If you see artists, dancers and variety comedies in the GOP today, you are on historic ground. Because until 2007, the "Kleine Komödie am Max II", which was an integral part of Munich's theatre scene for decades, was staged here. Among others Heinz Rühmann, Johannes Heesters and Uschi Glas performed on the boards that mean the world. With the GOP Varieté-Theater a more modern touch has moved into the building at the height of the Max II monument. But you can still expect the very best entertainment is still guaranteed - not least also because food and drinks are always served during the performances.
Drinking a fresh beer in rustic inns
It is no coincidence that the Tattenbach inn is a listed landmark building: frescoes and paintings on the walls, lederhosen on the ceiling, rustic wooden furnishings - here you will find everything a genuine Bavarian inn and traditional restaurant needs. And what's more, it's in a prime location right next to Thierschplatz. Because the Lehel is so beautifully small, the next rustic tavern is just a few metres down the road with the Liebighof. Near the St.-Lukas-Kirche there is even a third cosy beer house, the Mariannenhof, where the evenings fly by surprisingly fast.
Constantly falling in love with the English Garden

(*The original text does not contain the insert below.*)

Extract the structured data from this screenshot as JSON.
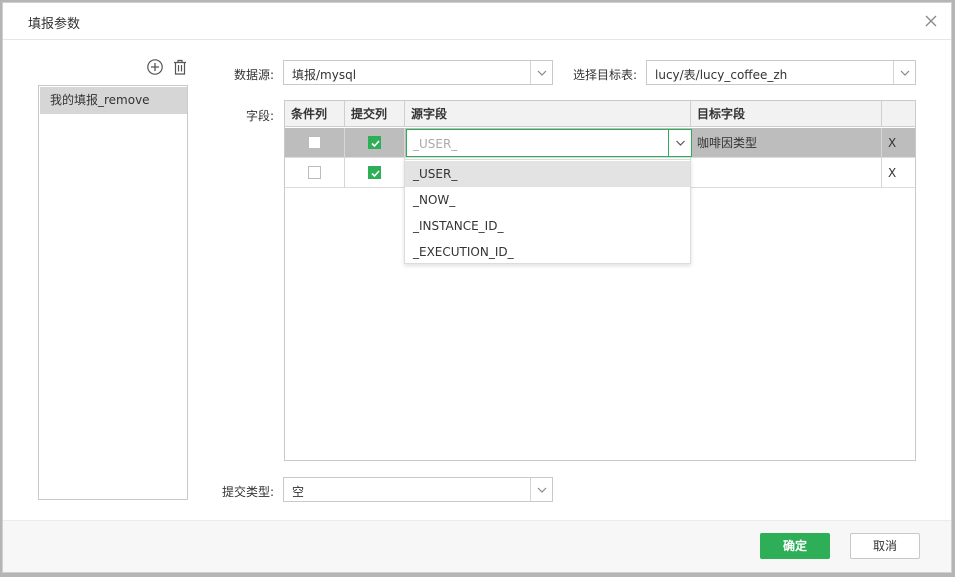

Did you know? Administratively, the southern part of the English Garden belongs to the Lehel district. And that makes sense - a beautiful quarter deserves a uniquely beautiful park. The Chinesischer Turm (Chinese Tower) with it's world-famous beer garden or the Monopteros temple are listed in every single travel guide about Munich for good reasons. But besides these well-known spots, the English Garden will make you fall in love over in over again at so many other places. For example, you only have to venture in a few meters from the Eisbach wave with its surfer crowd. At the Kiosk Fräulein Grüneis you can relax with soda or beer, at the Japanese Teahouse you can watch geese, and then there are the mighty rushing waterfalls in the immediate vicinity. Just sit down, close your eyes and let the sound work. Who wouldn't want to live in the Lehel, where this scenery is practically on your doorstep?
Going on a cultural walk
If you leave beside Maxvorstadt with its museum district, no other Munich district can offer such a density of museums as the Lehel does. Here, an impressive list of cultural highlights is packed into a relatively small area. You can easily take a walk from Haus der Kunst to the Bavarian National Museum, on to the Schack Collection and from there - with a stop in the art foyer - to the Museum Fünf Kontinente. Afterwards, you will be glad you made the effort and will feel enriched by invaluable sensory impressions. This is truly unique to the Lehel.